ET Healthworld - Vicky Pathare
Kin of a newborn baby have alleged medical negligence by the radiologist and diagnostic centre, alleging that they failed to detect defects. The family was shocked after the child was born with the deformity of an underdeveloped limb, despite the reports provided by the centre, stating the baby was healthy. The family has complained to the director of health services, who has now initiated inquiry based on the complaint. According to the aggrieved father’s complaint, the girl child was born on October 30 at the Mai Mangeshkar Hospital, during which it was found that her right leg below the knees was underdeveloped. The father, a teacher and resident of Ambegaon, has complained to the deputy director of health services against the radiologist Dr Shriyesh Jaiswal of Nucleus Diagnostics, Sinhagad Road branch, demanding stringent action. The aggrieved father claimed, “All prenatal tests like sonography, anomaly tests, etc, were done by us at Nucleus Diagnostics and none of them ever told or informed us that there was any deformity. The reports said that the ‘fetal limbs appear normal and both hands and feet were visualised. Even the radiologist in his reports stated, ‘no obvious congenital abnormality is seen at present. Fetal heart, spine, head, stomach, both kidneys, bladder, hands and feet are normal’, then how was my child born with deformity? The doctors and the centre have committed a gross negligence and this will have a lasting impact on my child.”

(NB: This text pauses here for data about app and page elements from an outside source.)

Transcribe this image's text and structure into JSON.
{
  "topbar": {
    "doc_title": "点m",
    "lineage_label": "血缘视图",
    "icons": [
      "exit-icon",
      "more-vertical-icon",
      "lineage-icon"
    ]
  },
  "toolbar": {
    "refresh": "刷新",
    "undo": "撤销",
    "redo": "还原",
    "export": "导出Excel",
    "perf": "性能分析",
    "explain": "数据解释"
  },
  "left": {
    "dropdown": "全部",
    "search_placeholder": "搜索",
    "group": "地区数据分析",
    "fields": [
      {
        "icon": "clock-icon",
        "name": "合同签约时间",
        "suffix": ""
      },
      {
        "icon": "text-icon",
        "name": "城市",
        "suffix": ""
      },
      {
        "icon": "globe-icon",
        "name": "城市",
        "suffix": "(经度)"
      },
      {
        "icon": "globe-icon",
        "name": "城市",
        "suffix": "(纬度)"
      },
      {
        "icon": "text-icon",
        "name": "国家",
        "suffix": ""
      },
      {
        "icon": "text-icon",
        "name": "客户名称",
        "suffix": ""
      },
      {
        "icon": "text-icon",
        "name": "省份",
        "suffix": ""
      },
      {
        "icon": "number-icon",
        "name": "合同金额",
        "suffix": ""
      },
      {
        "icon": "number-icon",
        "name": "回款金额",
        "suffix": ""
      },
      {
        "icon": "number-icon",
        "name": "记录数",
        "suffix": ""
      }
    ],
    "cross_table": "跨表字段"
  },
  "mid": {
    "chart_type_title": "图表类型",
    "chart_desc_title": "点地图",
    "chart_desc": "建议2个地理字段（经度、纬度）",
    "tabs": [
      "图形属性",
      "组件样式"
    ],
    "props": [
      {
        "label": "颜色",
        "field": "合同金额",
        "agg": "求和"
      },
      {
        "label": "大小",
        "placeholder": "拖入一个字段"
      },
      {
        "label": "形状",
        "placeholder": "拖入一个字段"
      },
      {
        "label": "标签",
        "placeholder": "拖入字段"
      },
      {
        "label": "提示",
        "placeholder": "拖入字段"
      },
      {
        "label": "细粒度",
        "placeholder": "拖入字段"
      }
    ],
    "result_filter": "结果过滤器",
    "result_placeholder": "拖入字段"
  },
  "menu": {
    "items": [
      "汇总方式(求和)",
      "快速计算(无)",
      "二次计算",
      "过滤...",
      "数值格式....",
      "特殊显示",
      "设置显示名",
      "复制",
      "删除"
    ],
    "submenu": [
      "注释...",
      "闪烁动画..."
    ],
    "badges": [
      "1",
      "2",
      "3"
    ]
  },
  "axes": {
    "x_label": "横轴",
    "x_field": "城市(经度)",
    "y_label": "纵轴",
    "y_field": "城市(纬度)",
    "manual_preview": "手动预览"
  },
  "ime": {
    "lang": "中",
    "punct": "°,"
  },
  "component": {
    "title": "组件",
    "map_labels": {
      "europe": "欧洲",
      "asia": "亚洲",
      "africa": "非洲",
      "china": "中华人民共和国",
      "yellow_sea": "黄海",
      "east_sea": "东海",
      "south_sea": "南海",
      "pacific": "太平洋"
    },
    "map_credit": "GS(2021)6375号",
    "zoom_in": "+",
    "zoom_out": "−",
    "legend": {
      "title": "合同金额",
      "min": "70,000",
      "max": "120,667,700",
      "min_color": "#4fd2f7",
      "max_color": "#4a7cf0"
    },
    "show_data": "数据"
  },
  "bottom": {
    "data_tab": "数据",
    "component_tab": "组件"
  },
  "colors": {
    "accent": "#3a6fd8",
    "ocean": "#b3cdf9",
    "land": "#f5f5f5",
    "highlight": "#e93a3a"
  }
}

ET Healthworld - Hemanta Pradhan
BHUBANESWAR: Medical students and practising doctors are demanding the state government to increase the upper age limit for recruitment of doctors in hospitals to 40 years from 32 at present. The move follows a recent government advertisement for the recruitment of 3,278 physicians in the state. Pramod Meherda, secretary of the health and family welfare department, on Monday wrote to the Odisha Public Service Commission (OPSC) to conduct the necessary tests for the recruitment of doctors in hospitals. The medicos said the state received less number of applicants for the post of doctors because of the upper age limit. "If the state government can relax the upper age limit for teachers, why can't it be done in case of doctors? There is a shortage of doctors in our state and the government does not get too many candidates for the posts," a doctor said. He added that the government had earlier received 1,700 applicants, against 1,900 vacant posts. "The same thing may happen this time if the state government does not take precautions. If the government increases the upper age limit, more candidates will be willing to join," he added.